The placement of a neurostimulation system requires surgery, which exposes patients to certain risks. Complications such as infection, swelling, bruising and possibly the loss of strength or use in an affected limb or muscle group (e.g. paralysis) are possible. Additional risks such as undesirable changes in stimulation may occur over time. Be sure to talk to your doctor about the possible risks associated with neurostimulation.




Prior to using these devices, please review the User's Manual for a complete listing of indications, contraindications, warnings, precautions, potential adverse events and directions for use.


Spinal column stimulation via epidural and intra-spinal lead access to the dorsal root ganglion as an aid in the management of moderate to severe chronic intractable* pain of the lower limbs in adult patients with Complex Regional Pain Syndrome (CRPS) types I and II.**

*Study subjects from the ACCURATE clinical study had failed to achieve adequate pain relief from at least two prior pharmacologic treatments from at least two different drug classes and continued their pharmacologic therapy during the clinical study.

**Please note that in 1994, a consensus group of pain medicine experts gathered by the International Association for the Study of Pain (IASP) reviewed diagnostic criteria and agreed to rename reflex sympathetic dystrophy (RSD) and causalgia, as complex regional pain syndrome (CRPS) types I and II, respectively.


Patients who are unable to operate the system, who are poor surgical risks, or who have failed to receive effective pain relief during trial stimulation. 


Diathermy therapy, implanted cardiac systems or other active implantable devices, magnetic resonance imaging (MRI), computed tomography (CT), electrosurgery devices, ultrasonic scanning equipment, therapeutic radiation, explosive or flammable gases, theft detectors and metal screening devices, lead movement, operation of machinery and equipment, pediatric use, pregnancy, and case damage. 


Painful stimulation, loss of pain relief, surgical risks (e.g., paralysis). Implant Manual must be reviewed for detailed disclosure.

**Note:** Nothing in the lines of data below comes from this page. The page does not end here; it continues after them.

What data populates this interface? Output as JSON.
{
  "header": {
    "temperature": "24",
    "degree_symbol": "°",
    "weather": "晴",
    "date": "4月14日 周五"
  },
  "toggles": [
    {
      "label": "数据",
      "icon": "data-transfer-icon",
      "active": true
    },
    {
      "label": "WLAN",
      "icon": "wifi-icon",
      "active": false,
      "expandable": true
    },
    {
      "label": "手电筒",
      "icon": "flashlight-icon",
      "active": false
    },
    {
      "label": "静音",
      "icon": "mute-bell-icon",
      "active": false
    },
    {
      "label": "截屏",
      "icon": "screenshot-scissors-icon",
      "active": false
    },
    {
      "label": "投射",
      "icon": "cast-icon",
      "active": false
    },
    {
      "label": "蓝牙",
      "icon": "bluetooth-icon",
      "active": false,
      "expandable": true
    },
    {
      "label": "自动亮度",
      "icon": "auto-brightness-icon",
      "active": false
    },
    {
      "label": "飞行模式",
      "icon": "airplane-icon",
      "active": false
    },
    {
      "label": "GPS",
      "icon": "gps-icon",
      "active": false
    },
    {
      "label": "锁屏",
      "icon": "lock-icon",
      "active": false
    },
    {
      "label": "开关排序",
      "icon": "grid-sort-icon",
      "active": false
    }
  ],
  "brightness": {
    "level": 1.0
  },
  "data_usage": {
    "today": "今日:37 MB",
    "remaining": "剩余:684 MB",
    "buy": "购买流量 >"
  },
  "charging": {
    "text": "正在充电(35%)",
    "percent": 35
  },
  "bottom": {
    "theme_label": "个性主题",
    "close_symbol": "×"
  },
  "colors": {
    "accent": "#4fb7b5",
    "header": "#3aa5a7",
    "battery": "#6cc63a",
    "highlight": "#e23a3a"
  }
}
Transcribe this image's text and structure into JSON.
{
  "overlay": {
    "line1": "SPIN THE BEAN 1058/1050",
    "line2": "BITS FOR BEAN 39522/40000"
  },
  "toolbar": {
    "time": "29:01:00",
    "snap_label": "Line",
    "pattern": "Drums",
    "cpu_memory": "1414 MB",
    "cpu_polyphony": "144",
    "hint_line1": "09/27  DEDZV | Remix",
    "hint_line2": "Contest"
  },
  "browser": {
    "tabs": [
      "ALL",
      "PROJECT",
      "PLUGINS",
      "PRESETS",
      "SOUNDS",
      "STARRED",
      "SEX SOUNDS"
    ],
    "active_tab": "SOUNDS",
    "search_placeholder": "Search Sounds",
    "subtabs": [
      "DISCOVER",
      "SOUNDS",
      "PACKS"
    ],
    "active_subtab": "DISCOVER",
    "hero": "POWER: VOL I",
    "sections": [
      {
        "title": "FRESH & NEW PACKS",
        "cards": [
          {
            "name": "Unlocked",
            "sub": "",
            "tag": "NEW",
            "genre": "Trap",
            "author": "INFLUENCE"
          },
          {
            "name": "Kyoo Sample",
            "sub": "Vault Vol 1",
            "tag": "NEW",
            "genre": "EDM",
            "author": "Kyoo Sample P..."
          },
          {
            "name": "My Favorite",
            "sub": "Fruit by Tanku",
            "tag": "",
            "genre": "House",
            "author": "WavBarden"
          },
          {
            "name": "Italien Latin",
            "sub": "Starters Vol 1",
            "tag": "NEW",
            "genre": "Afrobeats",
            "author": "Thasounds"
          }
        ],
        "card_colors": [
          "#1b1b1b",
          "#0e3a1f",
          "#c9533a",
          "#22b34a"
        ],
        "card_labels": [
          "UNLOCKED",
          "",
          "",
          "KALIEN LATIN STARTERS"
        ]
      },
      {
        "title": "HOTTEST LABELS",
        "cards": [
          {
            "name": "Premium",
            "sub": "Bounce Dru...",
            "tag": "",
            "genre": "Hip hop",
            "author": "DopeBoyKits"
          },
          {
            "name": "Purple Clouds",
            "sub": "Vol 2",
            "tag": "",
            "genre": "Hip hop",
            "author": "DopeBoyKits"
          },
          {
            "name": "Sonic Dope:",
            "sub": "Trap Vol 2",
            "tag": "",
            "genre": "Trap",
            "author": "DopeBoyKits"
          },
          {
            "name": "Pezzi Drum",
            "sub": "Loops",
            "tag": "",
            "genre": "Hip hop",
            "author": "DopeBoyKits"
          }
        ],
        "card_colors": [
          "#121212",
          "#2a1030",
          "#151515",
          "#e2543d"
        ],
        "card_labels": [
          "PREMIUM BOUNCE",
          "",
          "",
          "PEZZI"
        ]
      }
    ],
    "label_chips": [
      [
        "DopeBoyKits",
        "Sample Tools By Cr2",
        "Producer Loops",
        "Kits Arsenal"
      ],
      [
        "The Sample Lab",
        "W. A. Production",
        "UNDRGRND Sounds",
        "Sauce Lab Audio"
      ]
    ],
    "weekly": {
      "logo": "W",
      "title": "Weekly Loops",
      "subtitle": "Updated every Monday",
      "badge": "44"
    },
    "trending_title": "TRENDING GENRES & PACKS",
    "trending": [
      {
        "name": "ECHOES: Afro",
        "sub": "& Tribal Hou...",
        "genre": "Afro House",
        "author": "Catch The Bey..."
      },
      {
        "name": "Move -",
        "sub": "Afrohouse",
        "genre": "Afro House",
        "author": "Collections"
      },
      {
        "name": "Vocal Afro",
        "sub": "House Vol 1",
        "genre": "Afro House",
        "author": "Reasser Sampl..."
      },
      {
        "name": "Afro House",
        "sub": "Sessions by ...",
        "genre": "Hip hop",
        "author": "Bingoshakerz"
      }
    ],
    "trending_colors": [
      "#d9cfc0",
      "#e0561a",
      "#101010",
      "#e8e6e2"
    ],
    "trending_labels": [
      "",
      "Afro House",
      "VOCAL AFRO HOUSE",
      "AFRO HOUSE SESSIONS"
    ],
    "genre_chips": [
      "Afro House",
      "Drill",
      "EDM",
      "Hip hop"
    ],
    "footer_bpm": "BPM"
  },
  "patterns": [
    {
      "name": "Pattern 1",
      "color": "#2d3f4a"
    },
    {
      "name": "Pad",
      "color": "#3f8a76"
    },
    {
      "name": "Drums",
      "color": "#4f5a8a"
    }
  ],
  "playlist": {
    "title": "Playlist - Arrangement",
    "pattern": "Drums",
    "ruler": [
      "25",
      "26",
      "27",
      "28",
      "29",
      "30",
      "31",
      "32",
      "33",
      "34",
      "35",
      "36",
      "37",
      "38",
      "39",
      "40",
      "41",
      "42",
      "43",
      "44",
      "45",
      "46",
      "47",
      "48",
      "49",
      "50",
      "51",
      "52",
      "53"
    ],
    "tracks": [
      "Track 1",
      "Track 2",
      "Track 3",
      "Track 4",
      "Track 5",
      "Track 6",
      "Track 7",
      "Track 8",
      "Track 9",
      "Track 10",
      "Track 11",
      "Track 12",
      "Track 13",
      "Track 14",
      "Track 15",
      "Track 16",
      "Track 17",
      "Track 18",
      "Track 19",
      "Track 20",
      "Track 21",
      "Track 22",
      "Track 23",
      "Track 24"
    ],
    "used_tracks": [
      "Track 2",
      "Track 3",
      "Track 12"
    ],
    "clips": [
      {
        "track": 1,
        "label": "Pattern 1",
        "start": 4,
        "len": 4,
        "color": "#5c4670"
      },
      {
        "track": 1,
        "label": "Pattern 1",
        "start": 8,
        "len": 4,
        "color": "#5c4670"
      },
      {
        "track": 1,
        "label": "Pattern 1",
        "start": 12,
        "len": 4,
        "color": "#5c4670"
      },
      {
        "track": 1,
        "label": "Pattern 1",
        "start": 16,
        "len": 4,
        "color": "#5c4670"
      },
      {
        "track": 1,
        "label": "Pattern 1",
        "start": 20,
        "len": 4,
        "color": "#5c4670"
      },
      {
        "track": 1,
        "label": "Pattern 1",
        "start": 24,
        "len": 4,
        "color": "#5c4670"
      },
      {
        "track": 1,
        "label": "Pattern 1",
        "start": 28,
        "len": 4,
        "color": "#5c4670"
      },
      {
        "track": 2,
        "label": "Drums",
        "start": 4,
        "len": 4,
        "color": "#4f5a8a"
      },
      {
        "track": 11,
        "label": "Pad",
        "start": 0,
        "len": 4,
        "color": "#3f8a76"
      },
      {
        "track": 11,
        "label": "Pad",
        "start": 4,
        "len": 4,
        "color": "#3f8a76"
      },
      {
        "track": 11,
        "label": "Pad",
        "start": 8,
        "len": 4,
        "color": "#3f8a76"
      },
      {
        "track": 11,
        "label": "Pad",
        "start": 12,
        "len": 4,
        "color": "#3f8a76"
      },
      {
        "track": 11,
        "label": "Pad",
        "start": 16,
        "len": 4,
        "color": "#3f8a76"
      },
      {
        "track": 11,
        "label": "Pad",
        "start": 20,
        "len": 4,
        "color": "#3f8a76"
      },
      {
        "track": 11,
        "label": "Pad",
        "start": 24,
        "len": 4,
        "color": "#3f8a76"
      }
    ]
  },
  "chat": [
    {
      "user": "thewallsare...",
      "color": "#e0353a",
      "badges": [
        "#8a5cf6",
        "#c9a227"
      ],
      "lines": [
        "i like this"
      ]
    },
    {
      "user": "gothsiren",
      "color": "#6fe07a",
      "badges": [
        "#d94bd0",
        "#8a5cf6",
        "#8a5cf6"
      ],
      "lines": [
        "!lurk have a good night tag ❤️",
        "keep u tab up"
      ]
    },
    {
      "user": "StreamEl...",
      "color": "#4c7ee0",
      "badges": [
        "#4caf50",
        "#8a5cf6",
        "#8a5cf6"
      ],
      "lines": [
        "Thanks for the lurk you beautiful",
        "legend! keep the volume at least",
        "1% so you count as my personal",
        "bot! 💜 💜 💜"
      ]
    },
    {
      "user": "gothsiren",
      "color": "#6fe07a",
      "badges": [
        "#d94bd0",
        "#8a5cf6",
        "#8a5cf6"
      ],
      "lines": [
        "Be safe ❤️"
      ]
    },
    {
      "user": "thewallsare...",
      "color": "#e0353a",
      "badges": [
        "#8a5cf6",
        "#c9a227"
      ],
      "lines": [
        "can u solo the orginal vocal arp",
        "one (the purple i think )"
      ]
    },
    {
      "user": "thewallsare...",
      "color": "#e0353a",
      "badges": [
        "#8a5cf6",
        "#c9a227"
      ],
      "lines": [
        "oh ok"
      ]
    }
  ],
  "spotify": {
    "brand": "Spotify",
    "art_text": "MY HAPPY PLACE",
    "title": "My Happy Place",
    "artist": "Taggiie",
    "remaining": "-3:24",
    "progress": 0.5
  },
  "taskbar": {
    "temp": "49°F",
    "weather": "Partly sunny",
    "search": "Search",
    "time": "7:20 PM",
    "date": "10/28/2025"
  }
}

Refer to the User's Manual for detailed indications, contraindications, warnings, precautions and potential adverse events.